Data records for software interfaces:
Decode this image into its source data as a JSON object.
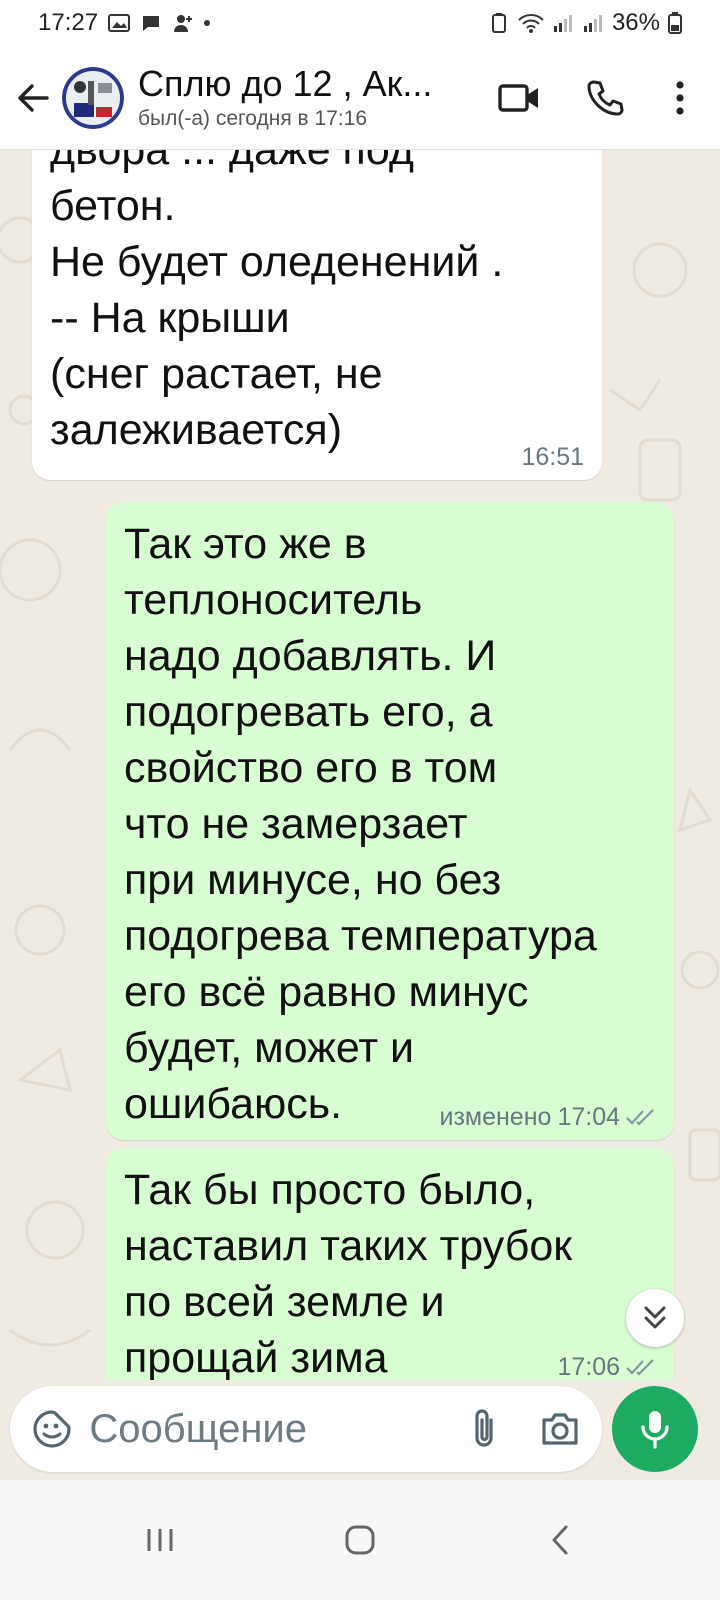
{
  "status_bar": {
    "time": "17:27",
    "battery": "36%"
  },
  "header": {
    "contact_name": "Сплю до 12 , Ак...",
    "last_seen": "был(-а) сегодня в 17:16",
    "icons": [
      "back-arrow-icon",
      "video-call-icon",
      "phone-icon",
      "more-vert-icon"
    ]
  },
  "messages": [
    {
      "direction": "incoming",
      "text": "двора ... даже под\nбетон.\nНе будет оледенений .\n-- На крыши\n(снег растает, не\nзалеживается)",
      "time": "16:51"
    },
    {
      "direction": "outgoing",
      "text": "Так это же в\nтеплоноситель\nнадо добавлять. И\nподогревать его, а\nсвойство его в том\nчто не замерзает\nпри минусе, но без\nподогрева температура\nего всё равно минус\nбудет, может и\nошибаюсь.",
      "edited_label": "изменено",
      "time": "17:04"
    },
    {
      "direction": "outgoing",
      "text": "Так бы просто было,\nнаставил таких трубок\nпо всей земле и\nпрощай зима",
      "time": "17:06"
    }
  ],
  "composer": {
    "placeholder": "Сообщение"
  },
  "colors": {
    "outgoing_bubble": "#d9fdd3",
    "incoming_bubble": "#ffffff",
    "accent_green": "#1daa61",
    "chat_background": "#efeae2",
    "read_ticks": "#8696a0"
  }
}
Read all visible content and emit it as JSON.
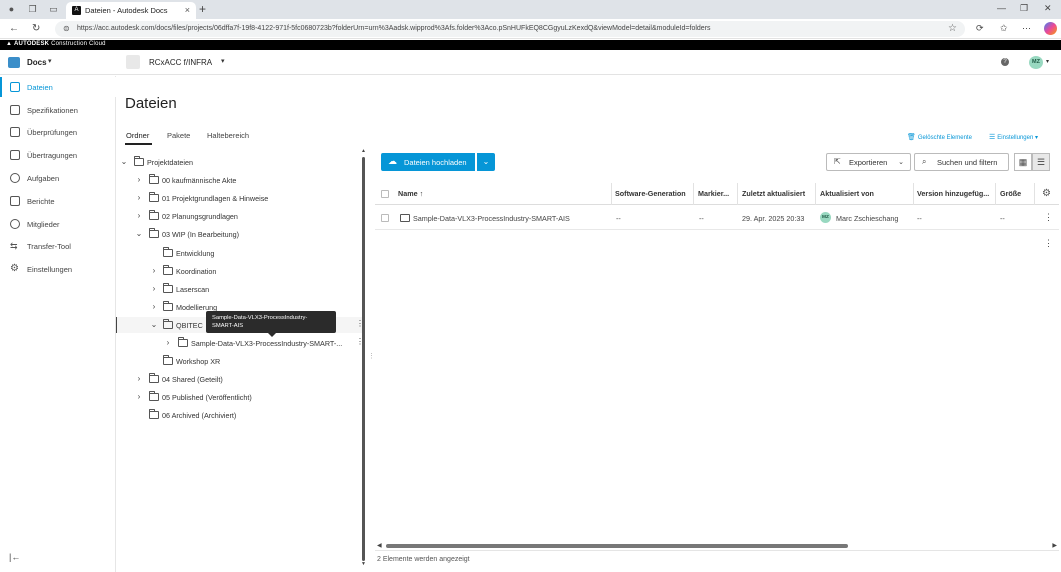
{
  "browser": {
    "tab_title": "Dateien - Autodesk Docs",
    "url": "https://acc.autodesk.com/docs/files/projects/06dffa7f-19f8-4122-971f-5fc0680723b?folderUrn=urn%3Aadsk.wipprod%3Afs.folder%3Aco.pSnHUFkEQ8CGgyuLzKexdQ&viewModel=detail&moduleId=folders"
  },
  "app": {
    "brand_prefix": "AUTODESK",
    "brand_suffix": "Construction Cloud",
    "module": "Docs",
    "project": "RCxACC f/INFRA",
    "user_initials": "MZ"
  },
  "leftnav": {
    "items": [
      {
        "label": "Dateien",
        "icon": "file-icon"
      },
      {
        "label": "Spezifikationen",
        "icon": "spec-icon"
      },
      {
        "label": "Überprüfungen",
        "icon": "review-icon"
      },
      {
        "label": "Übertragungen",
        "icon": "transmittal-icon"
      },
      {
        "label": "Aufgaben",
        "icon": "check-circle-icon"
      },
      {
        "label": "Berichte",
        "icon": "report-icon"
      },
      {
        "label": "Mitglieder",
        "icon": "members-icon"
      },
      {
        "label": "Transfer-Tool",
        "icon": "transfer-icon"
      },
      {
        "label": "Einstellungen",
        "icon": "gear-icon"
      }
    ]
  },
  "page": {
    "title": "Dateien",
    "tabs": [
      "Ordner",
      "Pakete",
      "Haltebereich"
    ],
    "links": {
      "deleted": "Gelöschte Elemente",
      "settings": "Einstellungen"
    }
  },
  "tree": {
    "items": [
      {
        "label": "Projektdateien"
      },
      {
        "label": "00 kaufmännische Akte"
      },
      {
        "label": "01 Projektgrundlagen & Hinweise"
      },
      {
        "label": "02 Planungsgrundlagen"
      },
      {
        "label": "03 WIP (In Bearbeitung)"
      },
      {
        "label": "Entwicklung"
      },
      {
        "label": "Koordination"
      },
      {
        "label": "Laserscan"
      },
      {
        "label": "Modellierung"
      },
      {
        "label": "QBITEC"
      },
      {
        "label": "Sample-Data-VLX3-ProcessIndustry-SMART-..."
      },
      {
        "label": "Workshop XR"
      },
      {
        "label": "04 Shared (Geteilt)"
      },
      {
        "label": "05 Published (Veröffentlicht)"
      },
      {
        "label": "06 Archived (Archiviert)"
      }
    ],
    "tooltip_line1": "Sample-Data-VLX3-ProcessIndustry-",
    "tooltip_line2": "SMART-AIS"
  },
  "toolbar": {
    "upload": "Dateien hochladen",
    "export": "Exportieren",
    "search": "Suchen und filtern"
  },
  "table": {
    "headers": [
      "Name",
      "Software-Generation",
      "Markier...",
      "Zuletzt aktualisiert",
      "Aktualisiert von",
      "Version hinzugefüg...",
      "Größe"
    ],
    "rows": [
      {
        "name": "Sample-Data-VLX3-ProcessIndustry-SMART-AIS",
        "software": "--",
        "marked": "--",
        "updated": "29. Apr. 2025 20:33",
        "by_initials": "MZ",
        "by": "Marc Zschieschang",
        "version": "--",
        "size": "--"
      }
    ],
    "footer": "2 Elemente werden angezeigt"
  },
  "colors": {
    "accent": "#0696d7",
    "avatar": "#98d8c0"
  }
}
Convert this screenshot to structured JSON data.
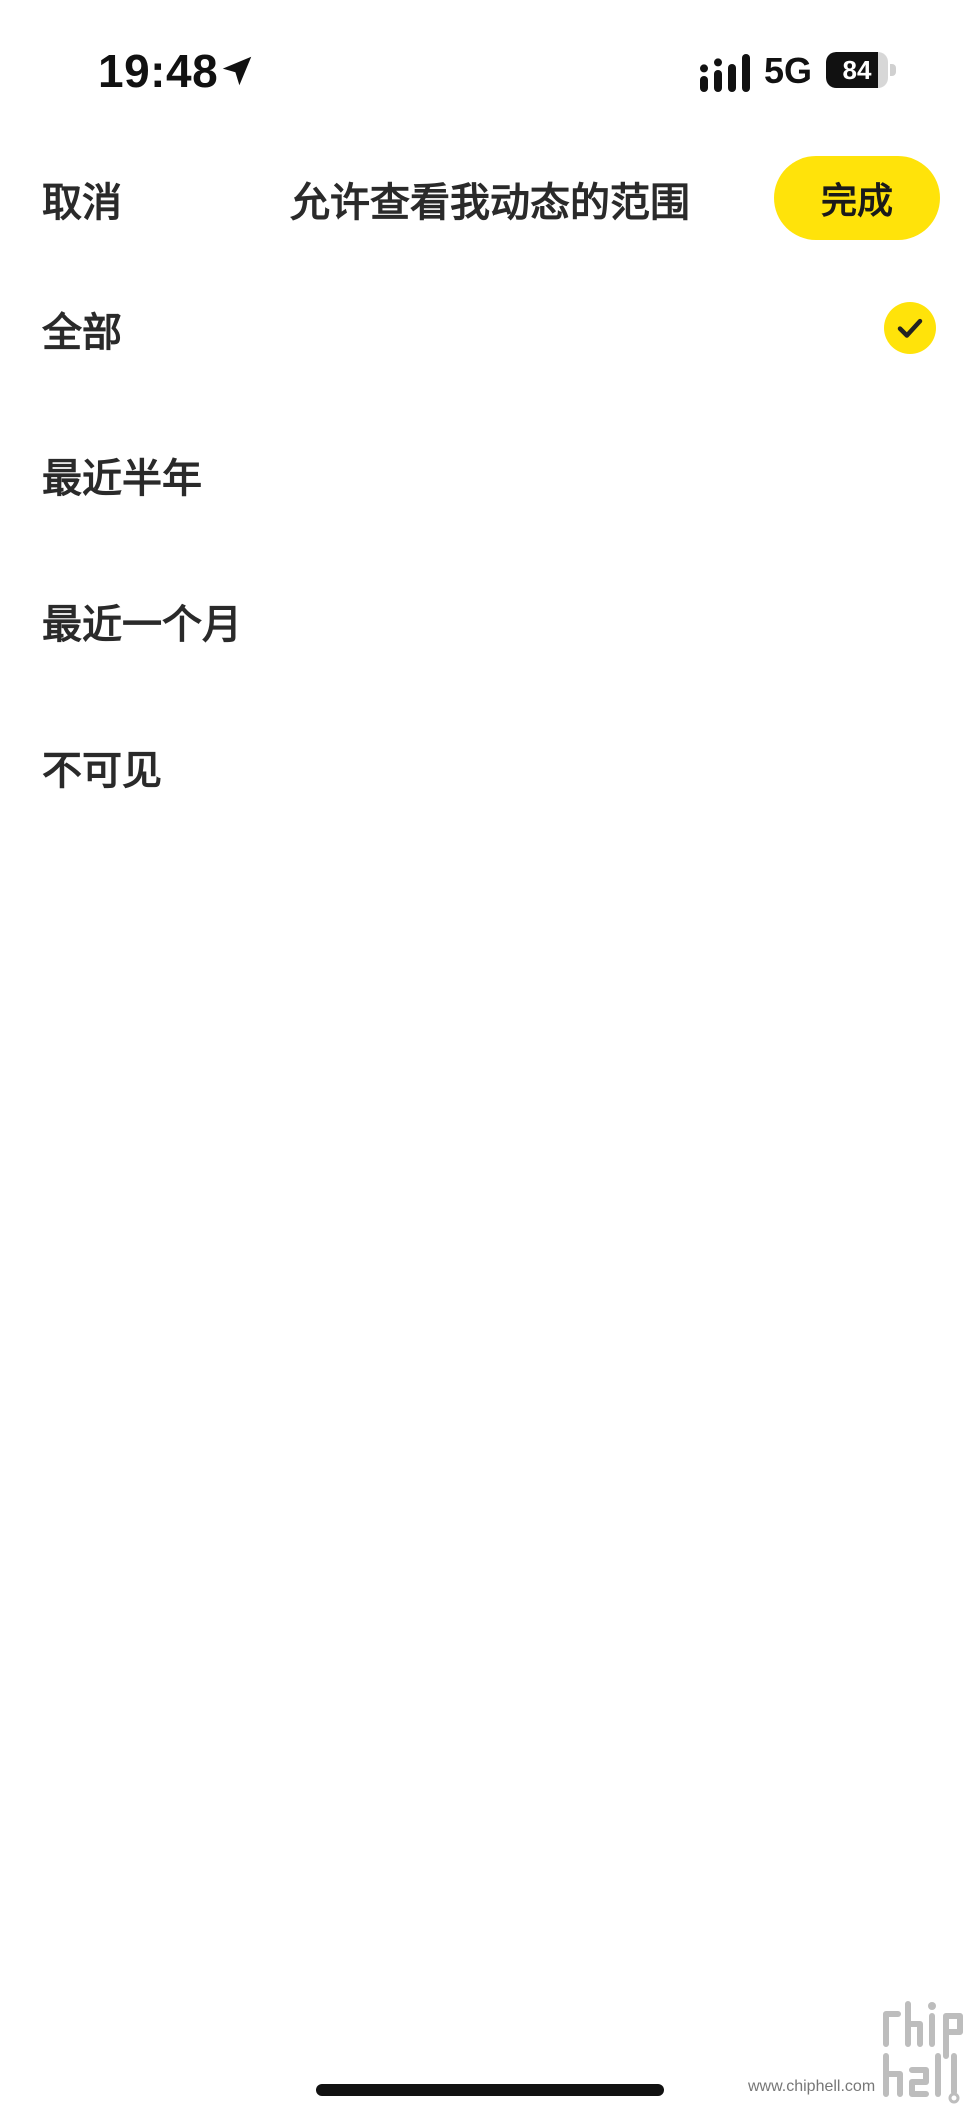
{
  "status_bar": {
    "time": "19:48",
    "network": "5G",
    "battery_level": "84",
    "battery_fraction": 0.84,
    "icons": [
      "location-arrow-icon",
      "signal-icon",
      "battery-icon"
    ]
  },
  "header": {
    "cancel_label": "取消",
    "title": "允许查看我动态的范围",
    "done_label": "完成"
  },
  "options": [
    {
      "label": "全部",
      "selected": true
    },
    {
      "label": "最近半年",
      "selected": false
    },
    {
      "label": "最近一个月",
      "selected": false
    },
    {
      "label": "不可见",
      "selected": false
    }
  ],
  "colors": {
    "accent": "#FFE30A",
    "text": "#2A2A2A",
    "background": "#FFFFFF"
  },
  "watermark": {
    "text": "www.chiphell.com"
  }
}
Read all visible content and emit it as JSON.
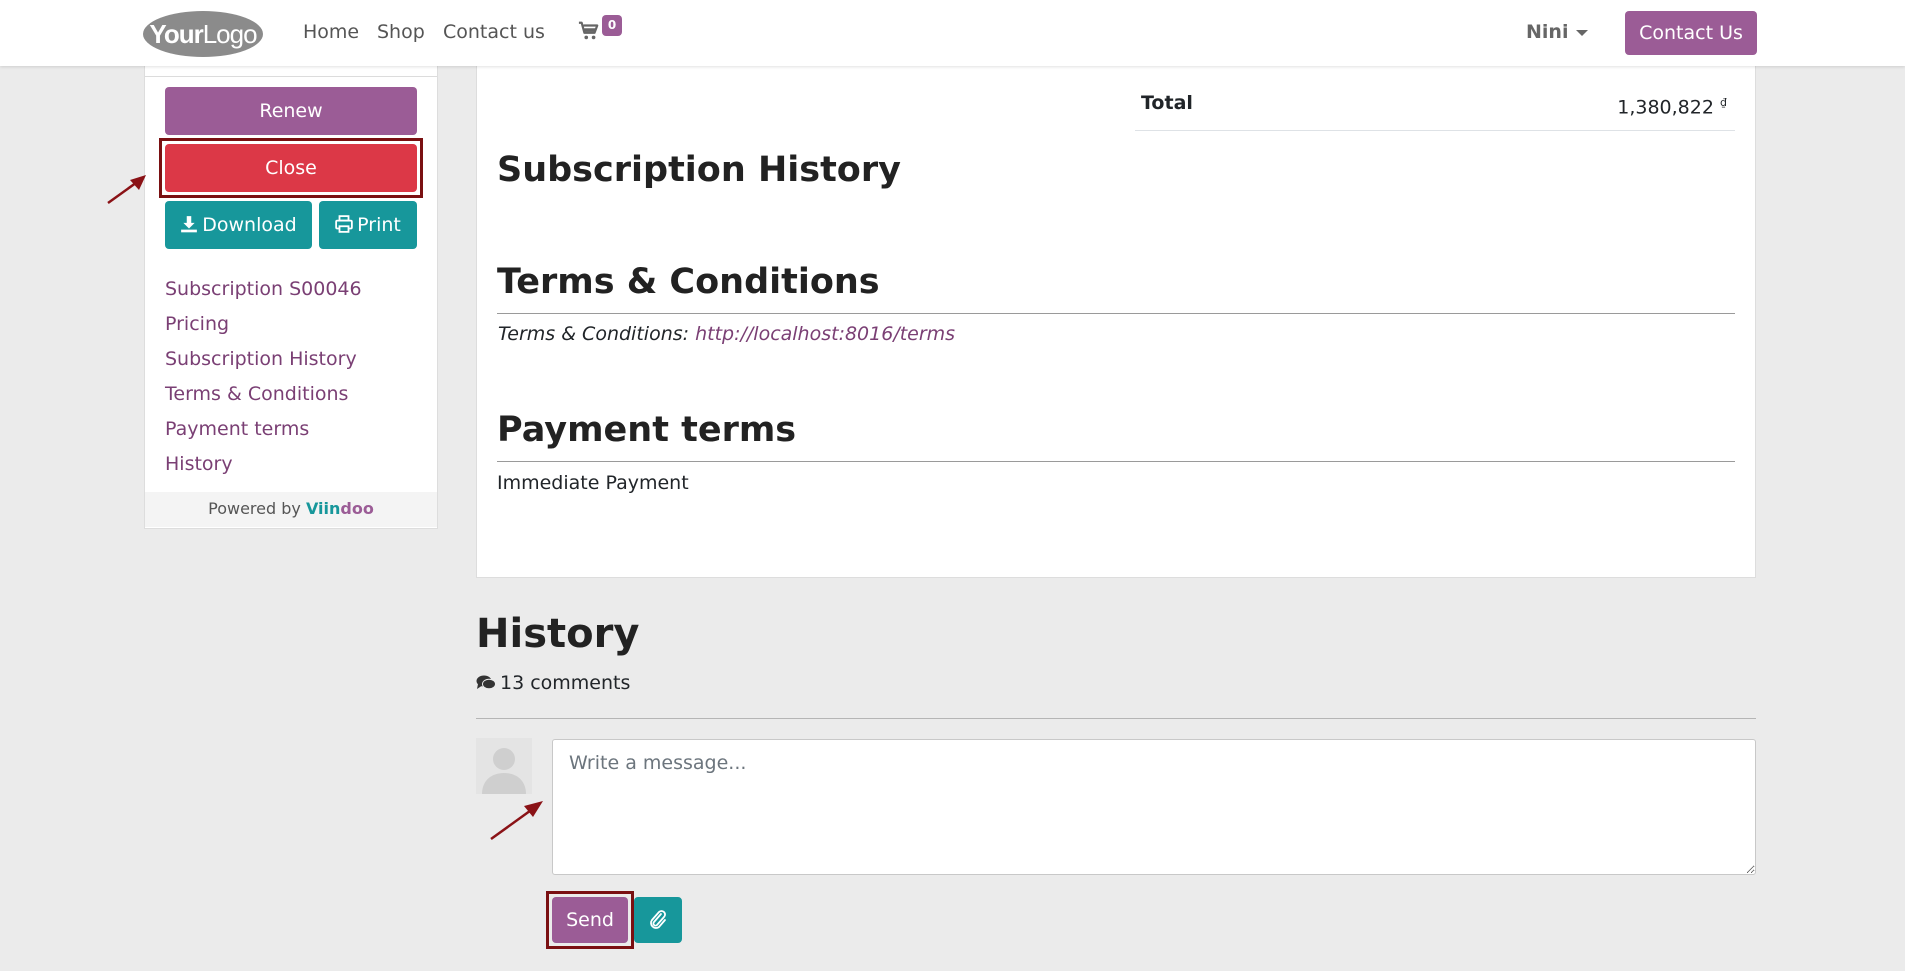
{
  "navbar": {
    "logo": {
      "bold": "Your",
      "light": "Logo"
    },
    "links": [
      "Home",
      "Shop",
      "Contact us"
    ],
    "cart_count": "0",
    "user_name": "Nini",
    "contact_button": "Contact Us"
  },
  "sidebar": {
    "renew_label": "Renew",
    "close_label": "Close",
    "download_label": "Download",
    "print_label": "Print",
    "links": [
      "Subscription S00046",
      "Pricing",
      "Subscription History",
      "Terms & Conditions",
      "Payment terms",
      "History"
    ],
    "powered_by": "Powered by",
    "powered_brand_a": "Viin",
    "powered_brand_b": "doo"
  },
  "summary": {
    "total_label": "Total",
    "total_value": "1,380,822",
    "currency_symbol": "₫"
  },
  "sections": {
    "subscription_history_title": "Subscription History",
    "terms_title": "Terms & Conditions",
    "terms_prefix": "Terms & Conditions:",
    "terms_url": "http://localhost:8016/terms",
    "payment_title": "Payment terms",
    "payment_value": "Immediate Payment"
  },
  "history": {
    "title": "History",
    "comments": "13 comments",
    "message_placeholder": "Write a message...",
    "send_label": "Send"
  },
  "colors": {
    "primary": "#9b5c96",
    "danger": "#dc3847",
    "teal": "#17979b",
    "highlight": "#7a1012",
    "background": "#ebebeb"
  },
  "icons": [
    "cart-icon",
    "caret-down-icon",
    "download-icon",
    "print-icon",
    "comments-icon",
    "avatar-icon",
    "paperclip-icon",
    "annotation-arrow-icon"
  ]
}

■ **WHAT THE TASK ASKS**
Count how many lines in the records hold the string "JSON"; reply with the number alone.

■ **EXPECTED ANSWER**
4